78. Smell ecologies: emergent categories of disability, knowledge, and solidarity
Elise Andaya, University at Albany; Eleana Kim, University of California-Irvine;
The COVID-19 pandemic, and the recognition of the smell disorders (paranosmia and anosmia) that often accompany infection, have brought new scientific and popular attention to smell as a diagnostic category, aesthetic experience, and category of suffering. Although anosmia support groups pre-date the pandemic, the sheer number of sufferers since 2020 has produced new forms of biosociality, advocacy, and grassroots knowledge around smell and olfactory disorders. Smell, we suggest, has become newly central in discussions of endangered sensory ecologies and as a site for activism and solidarity.

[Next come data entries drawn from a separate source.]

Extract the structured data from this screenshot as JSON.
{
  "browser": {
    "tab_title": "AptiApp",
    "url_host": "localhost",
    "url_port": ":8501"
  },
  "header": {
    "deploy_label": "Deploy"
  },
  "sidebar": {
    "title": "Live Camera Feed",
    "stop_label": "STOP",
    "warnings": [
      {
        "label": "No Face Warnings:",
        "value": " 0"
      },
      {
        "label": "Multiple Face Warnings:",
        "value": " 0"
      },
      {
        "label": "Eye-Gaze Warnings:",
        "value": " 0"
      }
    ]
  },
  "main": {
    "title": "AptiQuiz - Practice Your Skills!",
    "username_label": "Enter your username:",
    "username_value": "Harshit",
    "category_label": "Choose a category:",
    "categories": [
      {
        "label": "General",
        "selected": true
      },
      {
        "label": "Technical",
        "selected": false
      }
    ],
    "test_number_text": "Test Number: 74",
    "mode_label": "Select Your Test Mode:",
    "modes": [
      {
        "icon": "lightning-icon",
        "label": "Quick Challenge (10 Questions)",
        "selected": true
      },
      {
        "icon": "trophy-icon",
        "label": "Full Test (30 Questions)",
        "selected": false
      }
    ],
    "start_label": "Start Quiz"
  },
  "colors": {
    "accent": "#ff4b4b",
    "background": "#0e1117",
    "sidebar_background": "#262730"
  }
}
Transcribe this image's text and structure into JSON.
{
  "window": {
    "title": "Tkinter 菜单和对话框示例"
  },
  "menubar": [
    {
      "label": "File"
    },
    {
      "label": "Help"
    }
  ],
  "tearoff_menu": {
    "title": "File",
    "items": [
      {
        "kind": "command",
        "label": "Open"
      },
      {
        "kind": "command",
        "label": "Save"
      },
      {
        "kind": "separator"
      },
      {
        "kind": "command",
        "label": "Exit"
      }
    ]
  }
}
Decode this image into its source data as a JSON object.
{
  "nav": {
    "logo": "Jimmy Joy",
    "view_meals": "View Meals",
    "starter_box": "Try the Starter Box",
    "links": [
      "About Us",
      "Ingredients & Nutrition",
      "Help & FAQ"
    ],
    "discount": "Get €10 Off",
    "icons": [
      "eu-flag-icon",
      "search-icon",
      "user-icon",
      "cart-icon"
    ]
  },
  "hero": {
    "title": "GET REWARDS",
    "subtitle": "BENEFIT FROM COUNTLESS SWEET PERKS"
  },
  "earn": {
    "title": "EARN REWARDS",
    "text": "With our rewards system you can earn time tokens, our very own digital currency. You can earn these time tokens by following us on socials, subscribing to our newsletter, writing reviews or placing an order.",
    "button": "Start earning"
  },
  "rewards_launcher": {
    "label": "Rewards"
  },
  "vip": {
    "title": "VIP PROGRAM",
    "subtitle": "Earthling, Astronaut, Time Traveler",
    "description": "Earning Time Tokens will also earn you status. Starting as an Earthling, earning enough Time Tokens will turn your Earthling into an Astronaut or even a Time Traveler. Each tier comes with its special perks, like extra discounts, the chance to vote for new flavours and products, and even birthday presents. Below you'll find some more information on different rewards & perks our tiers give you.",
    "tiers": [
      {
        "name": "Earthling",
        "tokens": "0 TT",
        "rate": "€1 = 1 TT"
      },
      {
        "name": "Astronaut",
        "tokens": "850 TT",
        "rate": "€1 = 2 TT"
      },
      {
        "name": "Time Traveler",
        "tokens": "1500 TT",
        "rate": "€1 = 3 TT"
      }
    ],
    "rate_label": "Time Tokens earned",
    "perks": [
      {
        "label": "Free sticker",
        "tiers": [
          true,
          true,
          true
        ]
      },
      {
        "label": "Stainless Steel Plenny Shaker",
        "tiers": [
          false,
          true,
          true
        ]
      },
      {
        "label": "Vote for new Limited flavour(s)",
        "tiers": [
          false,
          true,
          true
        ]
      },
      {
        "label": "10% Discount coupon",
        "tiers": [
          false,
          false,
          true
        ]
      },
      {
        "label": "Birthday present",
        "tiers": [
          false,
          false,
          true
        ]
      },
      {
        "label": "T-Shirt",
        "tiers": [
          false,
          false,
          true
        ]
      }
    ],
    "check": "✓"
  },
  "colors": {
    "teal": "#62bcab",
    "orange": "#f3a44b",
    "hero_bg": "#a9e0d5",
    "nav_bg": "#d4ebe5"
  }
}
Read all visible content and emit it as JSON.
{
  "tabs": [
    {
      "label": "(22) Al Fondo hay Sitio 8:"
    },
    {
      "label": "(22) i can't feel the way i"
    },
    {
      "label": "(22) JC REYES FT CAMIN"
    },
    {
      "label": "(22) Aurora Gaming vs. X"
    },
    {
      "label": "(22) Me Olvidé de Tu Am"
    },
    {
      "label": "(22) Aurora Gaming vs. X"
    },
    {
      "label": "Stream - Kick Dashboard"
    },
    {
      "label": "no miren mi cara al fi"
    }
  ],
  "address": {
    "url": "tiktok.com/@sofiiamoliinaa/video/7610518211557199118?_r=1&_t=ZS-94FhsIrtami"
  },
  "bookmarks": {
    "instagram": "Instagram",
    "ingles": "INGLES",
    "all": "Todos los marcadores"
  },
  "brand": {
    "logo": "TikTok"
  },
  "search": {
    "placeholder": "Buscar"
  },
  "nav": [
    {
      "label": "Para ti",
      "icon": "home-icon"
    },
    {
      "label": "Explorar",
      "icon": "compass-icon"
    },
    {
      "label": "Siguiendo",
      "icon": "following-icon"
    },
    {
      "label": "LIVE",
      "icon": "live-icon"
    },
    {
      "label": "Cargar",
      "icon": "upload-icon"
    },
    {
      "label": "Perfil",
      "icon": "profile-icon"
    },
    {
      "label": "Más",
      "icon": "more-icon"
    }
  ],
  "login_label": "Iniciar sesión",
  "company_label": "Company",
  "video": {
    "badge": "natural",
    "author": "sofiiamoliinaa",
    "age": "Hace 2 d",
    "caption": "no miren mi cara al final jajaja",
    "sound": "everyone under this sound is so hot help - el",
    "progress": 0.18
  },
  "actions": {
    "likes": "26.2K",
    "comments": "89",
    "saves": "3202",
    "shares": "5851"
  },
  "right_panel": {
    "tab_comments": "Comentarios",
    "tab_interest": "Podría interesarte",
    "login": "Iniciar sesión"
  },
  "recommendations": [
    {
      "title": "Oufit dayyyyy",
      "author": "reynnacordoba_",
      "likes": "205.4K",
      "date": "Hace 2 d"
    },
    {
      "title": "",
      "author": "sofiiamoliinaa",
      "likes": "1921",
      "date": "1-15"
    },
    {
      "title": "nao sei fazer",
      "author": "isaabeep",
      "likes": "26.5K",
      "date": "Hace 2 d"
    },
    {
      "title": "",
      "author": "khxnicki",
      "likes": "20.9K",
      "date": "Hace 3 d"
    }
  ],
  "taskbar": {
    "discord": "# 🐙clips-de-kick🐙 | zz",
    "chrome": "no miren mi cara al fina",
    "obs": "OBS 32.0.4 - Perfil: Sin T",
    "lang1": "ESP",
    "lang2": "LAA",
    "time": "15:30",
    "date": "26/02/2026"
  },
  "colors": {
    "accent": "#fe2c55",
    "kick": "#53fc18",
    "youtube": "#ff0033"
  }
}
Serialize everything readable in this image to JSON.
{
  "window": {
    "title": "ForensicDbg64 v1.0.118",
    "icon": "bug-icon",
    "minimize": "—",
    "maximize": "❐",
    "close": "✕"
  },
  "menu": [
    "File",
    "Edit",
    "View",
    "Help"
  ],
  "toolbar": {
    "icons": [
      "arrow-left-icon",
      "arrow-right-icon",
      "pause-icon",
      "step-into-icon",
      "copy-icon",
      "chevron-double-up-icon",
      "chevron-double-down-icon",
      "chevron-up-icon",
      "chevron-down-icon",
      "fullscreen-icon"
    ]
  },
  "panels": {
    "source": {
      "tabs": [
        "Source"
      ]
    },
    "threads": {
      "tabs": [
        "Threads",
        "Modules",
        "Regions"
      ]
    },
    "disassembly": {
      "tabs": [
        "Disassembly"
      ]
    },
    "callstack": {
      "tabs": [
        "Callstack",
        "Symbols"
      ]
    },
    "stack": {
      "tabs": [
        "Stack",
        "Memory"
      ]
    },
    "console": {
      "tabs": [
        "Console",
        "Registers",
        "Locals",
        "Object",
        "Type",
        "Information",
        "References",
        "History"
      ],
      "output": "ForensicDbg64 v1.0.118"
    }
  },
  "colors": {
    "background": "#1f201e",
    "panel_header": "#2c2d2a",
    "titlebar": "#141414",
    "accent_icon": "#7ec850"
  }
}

As anthropologists with expertise in medical anthropology and health disparities, STS, and multispecies anthropology, we invite papers that approach smell and olfaction from diverse perspectives. We seek to bring together scholarship that elucidates the multiple potentialities of smell research. Potential approaches could include: olfaction as the subject of scientific study and the scientific production of chemosensory knowledge; the emergence of smell as a diagnostic and even predictive measure of present and future health; activism around smell disorders and new forms of identity production and solidarity; alternative histories, aesthetic experimentation, and/or multispecies smellscapes; smell mapping; and, phenomenologies of smell and its relationship to knowing and 'being-in-the-world.'